Items from a dataset:
____________________

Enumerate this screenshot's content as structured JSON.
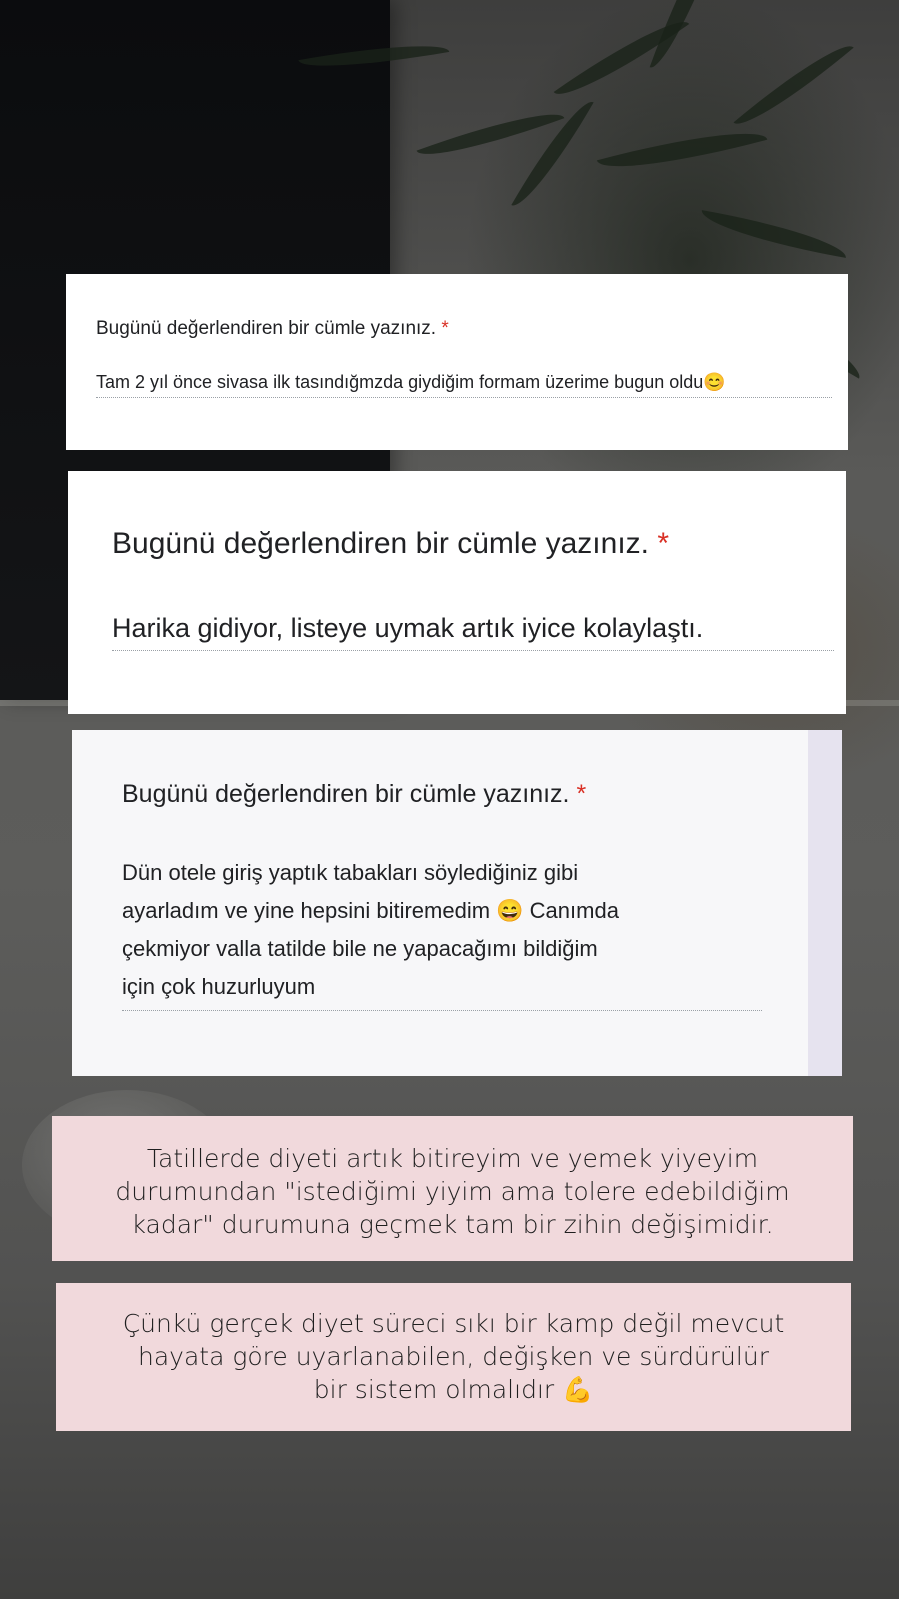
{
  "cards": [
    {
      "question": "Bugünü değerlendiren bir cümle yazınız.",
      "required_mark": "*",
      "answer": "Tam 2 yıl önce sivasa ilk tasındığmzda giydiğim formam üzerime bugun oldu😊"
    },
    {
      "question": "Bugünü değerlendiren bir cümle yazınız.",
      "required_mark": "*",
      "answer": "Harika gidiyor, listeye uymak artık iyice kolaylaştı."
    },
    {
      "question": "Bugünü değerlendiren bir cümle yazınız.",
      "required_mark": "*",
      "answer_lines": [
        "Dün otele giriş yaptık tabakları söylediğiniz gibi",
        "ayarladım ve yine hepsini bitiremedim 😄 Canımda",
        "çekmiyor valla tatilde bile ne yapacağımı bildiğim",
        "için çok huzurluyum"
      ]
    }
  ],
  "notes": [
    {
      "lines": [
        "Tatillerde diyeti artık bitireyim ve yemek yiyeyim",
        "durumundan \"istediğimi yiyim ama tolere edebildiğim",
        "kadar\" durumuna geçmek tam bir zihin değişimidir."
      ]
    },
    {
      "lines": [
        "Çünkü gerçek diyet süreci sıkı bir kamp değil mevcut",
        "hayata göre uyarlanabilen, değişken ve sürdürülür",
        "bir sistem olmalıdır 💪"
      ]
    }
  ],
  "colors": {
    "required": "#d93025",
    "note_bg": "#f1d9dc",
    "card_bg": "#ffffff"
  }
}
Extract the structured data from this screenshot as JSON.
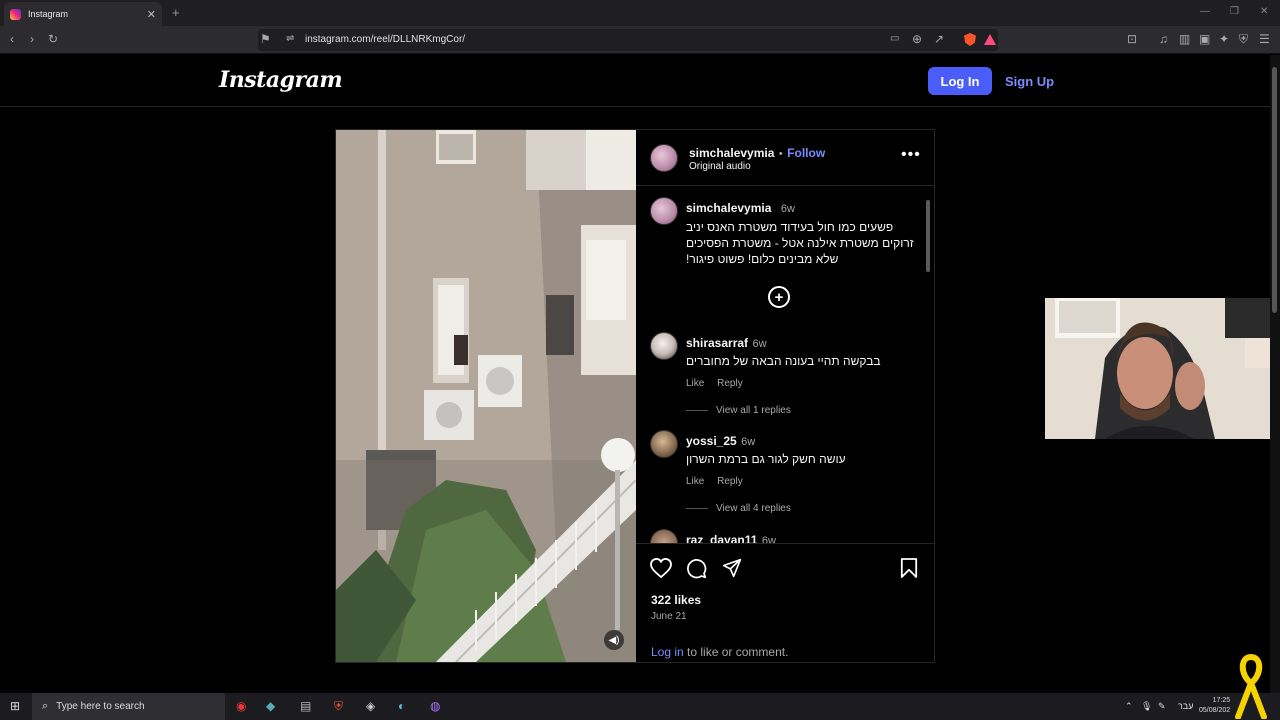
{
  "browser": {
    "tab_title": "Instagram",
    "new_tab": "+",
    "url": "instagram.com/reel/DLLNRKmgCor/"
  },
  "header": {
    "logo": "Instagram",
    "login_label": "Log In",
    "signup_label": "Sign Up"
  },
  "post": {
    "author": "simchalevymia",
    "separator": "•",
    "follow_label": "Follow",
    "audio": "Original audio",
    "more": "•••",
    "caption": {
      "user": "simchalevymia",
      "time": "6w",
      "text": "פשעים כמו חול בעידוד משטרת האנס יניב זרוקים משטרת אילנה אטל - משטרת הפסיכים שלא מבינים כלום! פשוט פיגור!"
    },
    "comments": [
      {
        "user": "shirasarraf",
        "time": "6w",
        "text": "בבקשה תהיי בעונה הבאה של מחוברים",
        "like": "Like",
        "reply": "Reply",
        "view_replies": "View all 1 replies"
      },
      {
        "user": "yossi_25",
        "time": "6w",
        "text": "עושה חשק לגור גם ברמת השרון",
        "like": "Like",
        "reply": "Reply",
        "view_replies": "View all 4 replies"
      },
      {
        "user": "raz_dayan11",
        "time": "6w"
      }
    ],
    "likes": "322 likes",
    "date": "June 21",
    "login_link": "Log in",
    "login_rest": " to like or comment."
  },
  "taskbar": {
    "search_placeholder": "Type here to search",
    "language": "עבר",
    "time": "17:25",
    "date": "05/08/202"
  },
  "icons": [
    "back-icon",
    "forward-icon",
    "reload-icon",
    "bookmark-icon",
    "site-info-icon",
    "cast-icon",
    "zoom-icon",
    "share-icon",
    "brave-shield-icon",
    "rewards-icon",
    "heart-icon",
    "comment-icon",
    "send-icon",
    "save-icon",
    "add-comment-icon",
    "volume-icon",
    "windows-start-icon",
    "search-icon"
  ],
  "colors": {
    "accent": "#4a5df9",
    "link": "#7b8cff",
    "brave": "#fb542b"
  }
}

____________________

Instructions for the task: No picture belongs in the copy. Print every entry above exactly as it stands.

Written solution:
Enumerate this screenshot's content as structured JSON.
{
  "cards": [
    {
      "question": "Bugünü değerlendiren bir cümle yazınız.",
      "required_mark": "*",
      "answer": "Tam 2 yıl önce sivasa ilk tasındığmzda giydiğim formam üzerime bugun oldu😊"
    },
    {
      "question": "Bugünü değerlendiren bir cümle yazınız.",
      "required_mark": "*",
      "answer": "Harika gidiyor, listeye uymak artık iyice kolaylaştı."
    },
    {
      "question": "Bugünü değerlendiren bir cümle yazınız.",
      "required_mark": "*",
      "answer_lines": [
        "Dün otele giriş yaptık tabakları söylediğiniz gibi",
        "ayarladım ve yine hepsini bitiremedim 😄 Canımda",
        "çekmiyor valla tatilde bile ne yapacağımı bildiğim",
        "için çok huzurluyum"
      ]
    }
  ],
  "notes": [
    {
      "lines": [
        "Tatillerde diyeti artık bitireyim ve yemek yiyeyim",
        "durumundan \"istediğimi yiyim ama tolere edebildiğim",
        "kadar\" durumuna geçmek tam bir zihin değişimidir."
      ]
    },
    {
      "lines": [
        "Çünkü gerçek diyet süreci sıkı bir kamp değil mevcut",
        "hayata göre uyarlanabilen, değişken ve sürdürülür",
        "bir sistem olmalıdır 💪"
      ]
    }
  ],
  "colors": {
    "required": "#d93025",
    "note_bg": "#f1d9dc",
    "card_bg": "#ffffff"
  }
}
Extract the structured data from this screenshot as JSON.
{
  "browser": {
    "tab_title": "Instagram",
    "new_tab": "+",
    "url": "instagram.com/reel/DLLNRKmgCor/"
  },
  "header": {
    "logo": "Instagram",
    "login_label": "Log In",
    "signup_label": "Sign Up"
  },
  "post": {
    "author": "simchalevymia",
    "separator": "•",
    "follow_label": "Follow",
    "audio": "Original audio",
    "more": "•••",
    "caption": {
      "user": "simchalevymia",
      "time": "6w",
      "text": "פשעים כמו חול בעידוד משטרת האנס יניב זרוקים משטרת אילנה אטל - משטרת הפסיכים שלא מבינים כלום! פשוט פיגור!"
    },
    "comments": [
      {
        "user": "shirasarraf",
        "time": "6w",
        "text": "בבקשה תהיי בעונה הבאה של מחוברים",
        "like": "Like",
        "reply": "Reply",
        "view_replies": "View all 1 replies"
      },
      {
        "user": "yossi_25",
        "time": "6w",
        "text": "עושה חשק לגור גם ברמת השרון",
        "like": "Like",
        "reply": "Reply",
        "view_replies": "View all 4 replies"
      },
      {
        "user": "raz_dayan11",
        "time": "6w"
      }
    ],
    "likes": "322 likes",
    "date": "June 21",
    "login_link": "Log in",
    "login_rest": " to like or comment."
  },
  "taskbar": {
    "search_placeholder": "Type here to search",
    "language": "עבר",
    "time": "17:25",
    "date": "05/08/202"
  },
  "icons": [
    "back-icon",
    "forward-icon",
    "reload-icon",
    "bookmark-icon",
    "site-info-icon",
    "cast-icon",
    "zoom-icon",
    "share-icon",
    "brave-shield-icon",
    "rewards-icon",
    "heart-icon",
    "comment-icon",
    "send-icon",
    "save-icon",
    "add-comment-icon",
    "volume-icon",
    "windows-start-icon",
    "search-icon"
  ],
  "colors": {
    "accent": "#4a5df9",
    "link": "#7b8cff",
    "brave": "#fb542b"
  }
}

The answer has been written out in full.